Items from a data source:
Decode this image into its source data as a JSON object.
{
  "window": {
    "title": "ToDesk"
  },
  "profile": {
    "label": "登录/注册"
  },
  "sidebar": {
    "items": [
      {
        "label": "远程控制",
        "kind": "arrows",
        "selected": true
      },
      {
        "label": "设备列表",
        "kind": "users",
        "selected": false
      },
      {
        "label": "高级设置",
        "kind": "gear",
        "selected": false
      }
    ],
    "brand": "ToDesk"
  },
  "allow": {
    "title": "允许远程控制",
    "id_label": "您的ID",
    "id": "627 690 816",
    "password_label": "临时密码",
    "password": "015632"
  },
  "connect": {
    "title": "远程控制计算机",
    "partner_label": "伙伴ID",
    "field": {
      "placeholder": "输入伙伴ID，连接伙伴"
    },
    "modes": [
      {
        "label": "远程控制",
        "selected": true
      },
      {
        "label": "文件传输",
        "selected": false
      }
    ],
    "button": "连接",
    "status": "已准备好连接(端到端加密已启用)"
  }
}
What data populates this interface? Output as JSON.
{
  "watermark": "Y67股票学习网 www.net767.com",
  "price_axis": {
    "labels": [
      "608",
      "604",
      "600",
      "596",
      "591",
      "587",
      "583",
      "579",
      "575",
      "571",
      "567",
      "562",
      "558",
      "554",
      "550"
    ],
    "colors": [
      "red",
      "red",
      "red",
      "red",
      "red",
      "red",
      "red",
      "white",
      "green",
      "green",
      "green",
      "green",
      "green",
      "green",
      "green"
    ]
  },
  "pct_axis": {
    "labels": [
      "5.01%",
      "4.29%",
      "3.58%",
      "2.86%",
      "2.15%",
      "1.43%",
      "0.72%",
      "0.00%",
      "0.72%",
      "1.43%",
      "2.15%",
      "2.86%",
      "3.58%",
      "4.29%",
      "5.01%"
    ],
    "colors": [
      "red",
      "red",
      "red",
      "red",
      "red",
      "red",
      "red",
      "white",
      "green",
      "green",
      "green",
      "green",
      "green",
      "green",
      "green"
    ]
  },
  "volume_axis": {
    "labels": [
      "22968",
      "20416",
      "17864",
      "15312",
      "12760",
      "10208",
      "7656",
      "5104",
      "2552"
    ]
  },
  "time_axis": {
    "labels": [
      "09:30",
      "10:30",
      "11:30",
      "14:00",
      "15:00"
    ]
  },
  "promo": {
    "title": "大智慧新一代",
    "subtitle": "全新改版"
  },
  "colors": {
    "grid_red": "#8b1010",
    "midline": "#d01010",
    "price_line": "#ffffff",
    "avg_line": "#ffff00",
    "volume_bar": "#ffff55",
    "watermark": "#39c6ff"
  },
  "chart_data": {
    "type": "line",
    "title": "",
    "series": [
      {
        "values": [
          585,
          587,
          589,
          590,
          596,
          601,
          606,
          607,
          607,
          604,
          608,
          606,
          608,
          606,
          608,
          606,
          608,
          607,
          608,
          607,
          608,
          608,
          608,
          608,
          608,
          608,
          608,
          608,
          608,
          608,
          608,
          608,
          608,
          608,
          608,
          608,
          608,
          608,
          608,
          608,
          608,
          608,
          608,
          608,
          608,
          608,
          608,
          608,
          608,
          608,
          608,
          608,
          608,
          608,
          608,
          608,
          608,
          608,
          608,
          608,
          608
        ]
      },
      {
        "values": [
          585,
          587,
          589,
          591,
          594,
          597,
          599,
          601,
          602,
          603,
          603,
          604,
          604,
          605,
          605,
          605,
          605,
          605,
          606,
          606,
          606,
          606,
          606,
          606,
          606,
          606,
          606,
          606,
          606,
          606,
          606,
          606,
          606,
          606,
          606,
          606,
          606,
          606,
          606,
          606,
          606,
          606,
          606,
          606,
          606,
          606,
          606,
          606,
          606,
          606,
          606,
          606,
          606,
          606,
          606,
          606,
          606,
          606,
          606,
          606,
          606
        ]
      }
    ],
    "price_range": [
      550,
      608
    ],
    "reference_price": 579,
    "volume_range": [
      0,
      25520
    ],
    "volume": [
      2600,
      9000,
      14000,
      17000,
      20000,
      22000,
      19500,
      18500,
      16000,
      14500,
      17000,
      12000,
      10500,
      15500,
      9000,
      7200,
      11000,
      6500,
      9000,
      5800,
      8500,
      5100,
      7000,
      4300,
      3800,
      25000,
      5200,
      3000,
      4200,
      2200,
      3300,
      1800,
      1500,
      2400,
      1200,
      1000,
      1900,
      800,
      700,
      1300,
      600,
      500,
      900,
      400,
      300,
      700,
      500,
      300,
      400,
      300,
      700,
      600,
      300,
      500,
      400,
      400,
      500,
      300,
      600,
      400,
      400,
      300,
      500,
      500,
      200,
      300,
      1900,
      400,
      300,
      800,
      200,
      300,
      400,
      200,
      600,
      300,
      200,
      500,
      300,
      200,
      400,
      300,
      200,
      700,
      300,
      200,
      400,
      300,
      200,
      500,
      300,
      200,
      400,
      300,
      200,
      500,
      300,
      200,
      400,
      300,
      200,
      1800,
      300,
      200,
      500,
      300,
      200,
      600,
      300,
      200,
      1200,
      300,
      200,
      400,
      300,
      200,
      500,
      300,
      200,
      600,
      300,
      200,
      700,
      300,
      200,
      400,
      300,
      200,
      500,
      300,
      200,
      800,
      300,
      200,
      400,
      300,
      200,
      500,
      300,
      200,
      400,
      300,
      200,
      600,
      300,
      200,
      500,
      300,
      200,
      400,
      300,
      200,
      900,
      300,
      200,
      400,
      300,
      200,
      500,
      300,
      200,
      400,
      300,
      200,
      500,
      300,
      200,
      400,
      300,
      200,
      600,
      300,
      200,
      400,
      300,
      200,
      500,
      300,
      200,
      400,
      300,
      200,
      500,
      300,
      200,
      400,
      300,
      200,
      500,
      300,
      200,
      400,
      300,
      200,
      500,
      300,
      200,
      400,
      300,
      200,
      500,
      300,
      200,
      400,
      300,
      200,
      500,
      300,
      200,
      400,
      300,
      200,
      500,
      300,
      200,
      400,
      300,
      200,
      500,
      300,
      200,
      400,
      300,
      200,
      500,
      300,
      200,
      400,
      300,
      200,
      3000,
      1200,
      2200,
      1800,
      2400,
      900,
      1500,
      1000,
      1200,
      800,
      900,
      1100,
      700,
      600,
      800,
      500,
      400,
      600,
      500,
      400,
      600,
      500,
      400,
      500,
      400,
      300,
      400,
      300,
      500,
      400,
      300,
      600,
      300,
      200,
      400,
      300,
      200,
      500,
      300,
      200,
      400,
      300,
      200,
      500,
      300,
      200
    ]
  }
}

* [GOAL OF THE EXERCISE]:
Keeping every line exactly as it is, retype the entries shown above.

* [YOUR SOLUTION]:
Decode this image into its source data as a JSON object.
{
  "window": {
    "title": "ToDesk"
  },
  "profile": {
    "label": "登录/注册"
  },
  "sidebar": {
    "items": [
      {
        "label": "远程控制",
        "kind": "arrows",
        "selected": true
      },
      {
        "label": "设备列表",
        "kind": "users",
        "selected": false
      },
      {
        "label": "高级设置",
        "kind": "gear",
        "selected": false
      }
    ],
    "brand": "ToDesk"
  },
  "allow": {
    "title": "允许远程控制",
    "id_label": "您的ID",
    "id": "627 690 816",
    "password_label": "临时密码",
    "password": "015632"
  },
  "connect": {
    "title": "远程控制计算机",
    "partner_label": "伙伴ID",
    "field": {
      "placeholder": "输入伙伴ID，连接伙伴"
    },
    "modes": [
      {
        "label": "远程控制",
        "selected": true
      },
      {
        "label": "文件传输",
        "selected": false
      }
    ],
    "button": "连接",
    "status": "已准备好连接(端到端加密已启用)"
  }
}
What data populates this interface? Output as JSON.
{
  "watermark": "Y67股票学习网 www.net767.com",
  "price_axis": {
    "labels": [
      "608",
      "604",
      "600",
      "596",
      "591",
      "587",
      "583",
      "579",
      "575",
      "571",
      "567",
      "562",
      "558",
      "554",
      "550"
    ],
    "colors": [
      "red",
      "red",
      "red",
      "red",
      "red",
      "red",
      "red",
      "white",
      "green",
      "green",
      "green",
      "green",
      "green",
      "green",
      "green"
    ]
  },
  "pct_axis": {
    "labels": [
      "5.01%",
      "4.29%",
      "3.58%",
      "2.86%",
      "2.15%",
      "1.43%",
      "0.72%",
      "0.00%",
      "0.72%",
      "1.43%",
      "2.15%",
      "2.86%",
      "3.58%",
      "4.29%",
      "5.01%"
    ],
    "colors": [
      "red",
      "red",
      "red",
      "red",
      "red",
      "red",
      "red",
      "white",
      "green",
      "green",
      "green",
      "green",
      "green",
      "green",
      "green"
    ]
  },
  "volume_axis": {
    "labels": [
      "22968",
      "20416",
      "17864",
      "15312",
      "12760",
      "10208",
      "7656",
      "5104",
      "2552"
    ]
  },
  "time_axis": {
    "labels": [
      "09:30",
      "10:30",
      "11:30",
      "14:00",
      "15:00"
    ]
  },
  "promo": {
    "title": "大智慧新一代",
    "subtitle": "全新改版"
  },
  "colors": {
    "grid_red": "#8b1010",
    "midline": "#d01010",
    "price_line": "#ffffff",
    "avg_line": "#ffff00",
    "volume_bar": "#ffff55",
    "watermark": "#39c6ff"
  },
  "chart_data": {
    "type": "line",
    "title": "",
    "series": [
      {
        "values": [
          585,
          587,
          589,
          590,
          596,
          601,
          606,
          607,
          607,
          604,
          608,
          606,
          608,
          606,
          608,
          606,
          608,
          607,
          608,
          607,
          608,
          608,
          608,
          608,
          608,
          608,
          608,
          608,
          608,
          608,
          608,
          608,
          608,
          608,
          608,
          608,
          608,
          608,
          608,
          608,
          608,
          608,
          608,
          608,
          608,
          608,
          608,
          608,
          608,
          608,
          608,
          608,
          608,
          608,
          608,
          608,
          608,
          608,
          608,
          608,
          608
        ]
      },
      {
        "values": [
          585,
          587,
          589,
          591,
          594,
          597,
          599,
          601,
          602,
          603,
          603,
          604,
          604,
          605,
          605,
          605,
          605,
          605,
          606,
          606,
          606,
          606,
          606,
          606,
          606,
          606,
          606,
          606,
          606,
          606,
          606,
          606,
          606,
          606,
          606,
          606,
          606,
          606,
          606,
          606,
          606,
          606,
          606,
          606,
          606,
          606,
          606,
          606,
          606,
          606,
          606,
          606,
          606,
          606,
          606,
          606,
          606,
          606,
          606,
          606,
          606
        ]
      }
    ],
    "price_range": [
      550,
      608
    ],
    "reference_price": 579,
    "volume_range": [
      0,
      25520
    ],
    "volume": [
      2600,
      9000,
      14000,
      17000,
      20000,
      22000,
      19500,
      18500,
      16000,
      14500,
      17000,
      12000,
      10500,
      15500,
      9000,
      7200,
      11000,
      6500,
      9000,
      5800,
      8500,
      5100,
      7000,
      4300,
      3800,
      25000,
      5200,
      3000,
      4200,
      2200,
      3300,
      1800,
      1500,
      2400,
      1200,
      1000,
      1900,
      800,
      700,
      1300,
      600,
      500,
      900,
      400,
      300,
      700,
      500,
      300,
      400,
      300,
      700,
      600,
      300,
      500,
      400,
      400,
      500,
      300,
      600,
      400,
      400,
      300,
      500,
      500,
      200,
      300,
      1900,
      400,
      300,
      800,
      200,
      300,
      400,
      200,
      600,
      300,
      200,
      500,
      300,
      200,
      400,
      300,
      200,
      700,
      300,
      200,
      400,
      300,
      200,
      500,
      300,
      200,
      400,
      300,
      200,
      500,
      300,
      200,
      400,
      300,
      200,
      1800,
      300,
      200,
      500,
      300,
      200,
      600,
      300,
      200,
      1200,
      300,
      200,
      400,
      300,
      200,
      500,
      300,
      200,
      600,
      300,
      200,
      700,
      300,
      200,
      400,
      300,
      200,
      500,
      300,
      200,
      800,
      300,
      200,
      400,
      300,
      200,
      500,
      300,
      200,
      400,
      300,
      200,
      600,
      300,
      200,
      500,
      300,
      200,
      400,
      300,
      200,
      900,
      300,
      200,
      400,
      300,
      200,
      500,
      300,
      200,
      400,
      300,
      200,
      500,
      300,
      200,
      400,
      300,
      200,
      600,
      300,
      200,
      400,
      300,
      200,
      500,
      300,
      200,
      400,
      300,
      200,
      500,
      300,
      200,
      400,
      300,
      200,
      500,
      300,
      200,
      400,
      300,
      200,
      500,
      300,
      200,
      400,
      300,
      200,
      500,
      300,
      200,
      400,
      300,
      200,
      500,
      300,
      200,
      400,
      300,
      200,
      500,
      300,
      200,
      400,
      300,
      200,
      500,
      300,
      200,
      400,
      300,
      200,
      500,
      300,
      200,
      400,
      300,
      200,
      3000,
      1200,
      2200,
      1800,
      2400,
      900,
      1500,
      1000,
      1200,
      800,
      900,
      1100,
      700,
      600,
      800,
      500,
      400,
      600,
      500,
      400,
      600,
      500,
      400,
      500,
      400,
      300,
      400,
      300,
      500,
      400,
      300,
      600,
      300,
      200,
      400,
      300,
      200,
      500,
      300,
      200,
      400,
      300,
      200,
      500,
      300,
      200
    ]
  }
}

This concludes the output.